With St. Patrick’s Day, the end of finals and Spring Break rapidly approaching, some of us may feel the need to celebrate with this little substance called alcohol. We all know the risks of heavy drinking, such as liver or kidney damage, increased chances of developing certain cancers, and higher rates of depression and violence.
However, some of us lose track of how it affects us nutritionally. Many of us forget how many calories we are consuming with each beverage. Many students don’t realize that one evening of drinking can be equivalent to a meal or even an entire day’s worth of calories! Alcohol can also deplete our body of several nutrients, such as folate, vitamin B12, vitamin A and calcium. Those who choose to drink alcoholic beverages should do so sensibly and in moderation. Here are a few tips on how to celebrate wisely.

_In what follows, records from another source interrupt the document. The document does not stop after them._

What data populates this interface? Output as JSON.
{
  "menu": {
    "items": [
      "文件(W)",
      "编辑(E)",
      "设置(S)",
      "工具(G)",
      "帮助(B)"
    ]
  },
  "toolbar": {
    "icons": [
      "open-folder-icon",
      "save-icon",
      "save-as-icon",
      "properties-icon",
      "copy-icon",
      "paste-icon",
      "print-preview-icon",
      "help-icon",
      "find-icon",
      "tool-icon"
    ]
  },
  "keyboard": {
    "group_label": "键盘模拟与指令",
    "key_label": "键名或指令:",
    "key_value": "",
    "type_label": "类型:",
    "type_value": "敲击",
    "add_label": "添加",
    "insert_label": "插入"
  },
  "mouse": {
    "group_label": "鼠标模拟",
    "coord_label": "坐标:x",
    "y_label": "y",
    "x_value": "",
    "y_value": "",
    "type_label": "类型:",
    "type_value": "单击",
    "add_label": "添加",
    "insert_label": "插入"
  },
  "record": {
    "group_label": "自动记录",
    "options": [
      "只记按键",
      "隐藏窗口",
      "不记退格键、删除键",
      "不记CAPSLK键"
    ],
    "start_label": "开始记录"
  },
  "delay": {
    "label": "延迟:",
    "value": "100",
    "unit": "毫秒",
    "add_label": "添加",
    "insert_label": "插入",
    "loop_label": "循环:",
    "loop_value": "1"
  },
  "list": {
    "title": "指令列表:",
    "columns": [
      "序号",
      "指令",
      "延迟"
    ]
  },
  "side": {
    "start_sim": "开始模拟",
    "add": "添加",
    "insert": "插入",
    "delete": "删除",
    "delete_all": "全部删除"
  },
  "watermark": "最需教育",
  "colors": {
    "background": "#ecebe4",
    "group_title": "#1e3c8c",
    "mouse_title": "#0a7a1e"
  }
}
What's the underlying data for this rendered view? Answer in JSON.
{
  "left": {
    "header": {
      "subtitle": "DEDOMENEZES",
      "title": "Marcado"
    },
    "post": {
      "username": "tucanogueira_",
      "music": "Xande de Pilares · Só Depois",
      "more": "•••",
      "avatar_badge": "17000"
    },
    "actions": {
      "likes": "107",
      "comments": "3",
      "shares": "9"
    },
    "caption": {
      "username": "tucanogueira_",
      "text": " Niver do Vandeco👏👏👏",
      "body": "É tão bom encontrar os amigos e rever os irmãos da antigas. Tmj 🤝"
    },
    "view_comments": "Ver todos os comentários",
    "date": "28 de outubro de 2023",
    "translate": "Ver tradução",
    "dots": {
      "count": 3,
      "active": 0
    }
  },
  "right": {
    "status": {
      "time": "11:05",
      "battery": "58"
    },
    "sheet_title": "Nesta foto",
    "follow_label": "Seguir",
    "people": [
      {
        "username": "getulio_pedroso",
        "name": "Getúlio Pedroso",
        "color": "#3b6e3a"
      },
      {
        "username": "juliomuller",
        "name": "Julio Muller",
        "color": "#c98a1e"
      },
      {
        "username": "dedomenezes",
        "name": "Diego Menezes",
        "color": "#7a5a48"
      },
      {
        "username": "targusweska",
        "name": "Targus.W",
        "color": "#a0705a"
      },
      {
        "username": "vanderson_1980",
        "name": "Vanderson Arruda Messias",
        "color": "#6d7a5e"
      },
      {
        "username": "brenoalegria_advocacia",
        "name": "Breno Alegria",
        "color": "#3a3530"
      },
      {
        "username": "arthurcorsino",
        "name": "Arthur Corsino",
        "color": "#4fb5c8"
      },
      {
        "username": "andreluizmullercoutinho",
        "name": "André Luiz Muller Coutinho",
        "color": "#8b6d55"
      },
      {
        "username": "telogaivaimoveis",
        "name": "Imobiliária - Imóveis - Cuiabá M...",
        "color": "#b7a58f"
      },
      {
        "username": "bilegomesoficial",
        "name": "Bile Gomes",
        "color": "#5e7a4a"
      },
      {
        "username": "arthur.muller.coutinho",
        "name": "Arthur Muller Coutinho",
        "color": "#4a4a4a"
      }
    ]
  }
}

Women absorb and metabolize alcohol more quickly than men, so watch out for that girl who tries to out-drink the guys; she might pay for it later. Also, when diet beverages are used to mix alcohol, such as Diet Coke, the alcohol actually hits the bloodstream faster than when drinking with full-calorie drinks. This poses a potentially dangerous situation if you consume multiple drinks with diet soda in a short period of time. Welcome to Blackout City, population: you!
The reason we are prone to craving unhealthy foods after a night of drinking is that we are dehydrated and our blood sugars are low. Anyone who has been to Taco Bell or Tonita’s around 2:30 a.m. has been witness to the “drunchies.” Instead of engorging yourself on greasy foods, try drinking Gatorade to help re-hydrate yourself and get your blood sugars back up.
While painkillers will provide immediate relief, they can cause problems for the kidneys and liver with long-term use. Aspirin and ibuprofen (Advil, Ibuprin, Motrin IB) are hard on your stomach and may promote gastrointestinal bleeding, while acetaminophen (Excedrin, Tylenol) is hard on your kidneys and liver, too, which will work overtime processing the alcohol.
Eat a full meal: A full stomach slows the absorption of alcohol, giving the body more time to process the toxins.
Drink a glass of water: This ensures the body is hydrated before the diuretic effect takes hold.
Take multivitamins: This better prepares the body for the depletion of vitamins caused by frequent urination.
Drink in moderation: Ideally, drinkers should limit themselves to one drink per hour because the body takes about an hour to process a single drink.
Dilute your drink: Another option is diluting your drink with club soda or sparkling water. Wine spritzers are a low-calorie standby. And if you usually drink a vodka and cranberry, for example, try it with club soda for hydration, just a splash of cranberry juice, and a squeeze of lime. Garnish with a wedge of citrus or pineapple to add flavor and few calories.
Have a game plan: Decide in advance the number of cocktails you are going to drink and cut back on unnecessary calories, such as sweets, during the day in anticipation. But eat a light snack before you go so you won’t get tipsy with the first drink and it will be less tempted to dive into the food. Always be aware of your own personal limits. Don’t drink too much, and, of course, don’t drink and drive.
Watch your drink choice: Drinkers generally fare better when they stick with one type of alcohol. Some drinks give you worse hangovers than others due to the actions of impurities called congeners. Vodka and gin (clear liquors) are generally lower in congeners than whisky, rum and bourbon, due to the filtering process involved, and hence usually give a less intense hangover. In general, the cheaper the alcohol, the more the congeners, and the worse the hangover. Popov anyone?
Before bed: Drink a full glass of water
In the morning: Drink a full glass of water and some Gatorade if you have it, and take another multivitamin. Also, eat breakfast. Eggs contain large amounts of cysteine, which can break down the hangover-causing toxin acetaldehyde in the liver. Eating bananas the morning after a night of heavy drinking provides lost electrolytes, but it specifically replenishes the potassium lost to alcohol’s diuretic effect. Fruit juice is a good idea the morning after because it is high in vitamins and nutrients depleted the night before due to the effect.
Sarah Bailey is a nutrition senior, a Mustang Daily nutrition columnist and a member of PULSE. This is her final column for the Mustang Daily.